“Although I’d written poetry and nonfiction and maybe some fiction before entering college, it was at the University of Buffalo, which was a private university at the time, that I became inspired by cultural nationalism and multiculturalism in literature, particularly the cultural nationalism of W.B. Yeats and the Celtic Revival, which challenged the culture of the British Occupation, which like all Occupations required that the Occupied assimilate to the culture of the conqueror. I was also influenced by Ezra Pound, who explored Chinese culture and even tried his hand at writing in Kanji and reported in a letter his awareness of the “Nigerian god of thunder,” which those in Nigeria and the Yoruba Diaspora in South and Central America and elsewhere identify as Shango…[T]hat was the origin of my mixing and sampling of cultures, and a quest to find my roots instead of imitating a European model slavishly…We are in for a long twilight struggle, but in the end, our country will be in better shape than the one we found. We will have helped to create not an exclusive City on the Hill, but the inclusive Rainbow City in the Valley.”
The high walls I cannot scale
(with apologies to Tu Fu)
Desolate in my Chinatown morning,
among the scraps and people sleeping in urine
doorways, I ache from the politics of the heart.
Pigeons flock together in Hing Hay Park,
No children to greet them.
I walk for my sanity, since alone in my room
before dawn, the mind constructs improbable things.
The city is humming for profits
and I wait for the porridge place to open.
A bowl of sampan porridge
adorned with a clump of watercress.
These Chinese and I are one, scattered
in the four corners of the globe.
I only have enough to pay for one bowl
And so sorry, my friend, I must dine alone.
I cannot make it lovely,
this story of my father: his body
raw under the lights like a skinned
almond, surrounded by sandalwood,
pickled carrots, and the hush
of rice settling in a bag.

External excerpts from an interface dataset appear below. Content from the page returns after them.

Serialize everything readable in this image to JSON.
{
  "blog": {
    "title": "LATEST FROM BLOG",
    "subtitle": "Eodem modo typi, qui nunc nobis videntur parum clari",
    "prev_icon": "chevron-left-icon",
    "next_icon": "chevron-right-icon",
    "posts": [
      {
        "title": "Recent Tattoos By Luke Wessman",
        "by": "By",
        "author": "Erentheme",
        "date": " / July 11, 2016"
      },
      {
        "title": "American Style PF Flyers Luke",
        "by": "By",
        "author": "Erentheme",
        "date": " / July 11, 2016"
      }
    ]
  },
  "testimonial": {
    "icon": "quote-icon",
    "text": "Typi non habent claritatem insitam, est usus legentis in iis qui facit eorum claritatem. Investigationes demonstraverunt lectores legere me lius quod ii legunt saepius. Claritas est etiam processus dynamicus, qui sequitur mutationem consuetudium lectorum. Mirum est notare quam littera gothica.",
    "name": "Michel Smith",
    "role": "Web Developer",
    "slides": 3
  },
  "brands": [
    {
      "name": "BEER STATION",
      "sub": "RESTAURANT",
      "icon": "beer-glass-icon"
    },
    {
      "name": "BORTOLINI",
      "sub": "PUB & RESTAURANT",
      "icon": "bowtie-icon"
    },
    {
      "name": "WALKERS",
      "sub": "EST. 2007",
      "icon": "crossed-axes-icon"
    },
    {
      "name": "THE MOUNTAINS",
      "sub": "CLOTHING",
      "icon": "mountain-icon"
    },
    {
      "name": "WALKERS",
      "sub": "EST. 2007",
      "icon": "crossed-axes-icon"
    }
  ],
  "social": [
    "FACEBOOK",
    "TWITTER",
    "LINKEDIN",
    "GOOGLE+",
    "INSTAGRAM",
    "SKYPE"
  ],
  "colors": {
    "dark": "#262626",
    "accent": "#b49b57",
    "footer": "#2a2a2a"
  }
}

I can’t help it, I need metaphors:
his body curls like the curve of a cheek,
a knife lies beside him, done with its work.
This story in metaphors. Not simply:
You lie on the floor. You’ve been cut
by two men you don’t know. They wanted
money and you were too slow, didn’t understand.
But rather: bruises braid his skin, the bitter black
of leaves, eyes red as the swollen sting
of chili powder. Why do I write in the past?
He smells only sweat, sickened blood seeping,
nothing familiar—not black and red pepper pinched
into the air, not the jasmine of his mother’s
kitchen. Nothing—until his breath is like a tea
bag twisted, pressed into the cup of the room.
But it’s not an Indian grocery, it is a shabby
downtown hotel, the kind that lock their doors
at ten, have security guards to stop the prostitutes
from coming in, from warming themselves
in the lobby. The kind where hallways echo
of accents. The phone is off the hook.
Not, why do I write about the past? But, what story
must I tell? You lie there dreaming, but I’m
not sure, dreaming of your childhood in Lahore:
the city escaping the finite lines of a map, erased
by riots, civil war. You remember the hot nights,
chattering birds—how the world was never silent then.
You tell me over and over but I can’t write it:
the same story, but I know we are leaving
things out. Embellishing. What they must
have said, the words, harsh like Bengali, you never
tell, the first cut and then the next, how you fell
like a sack of mangoes into a heavy tumble.
You have left the spaces empty for me to add
in colors, the smells, the translate to English.
To translate into the present, into beautiful.
Jack’s guests are editors Judith Cody and Claire Ortalda, whom he interviews. Together, they read many selections from the book.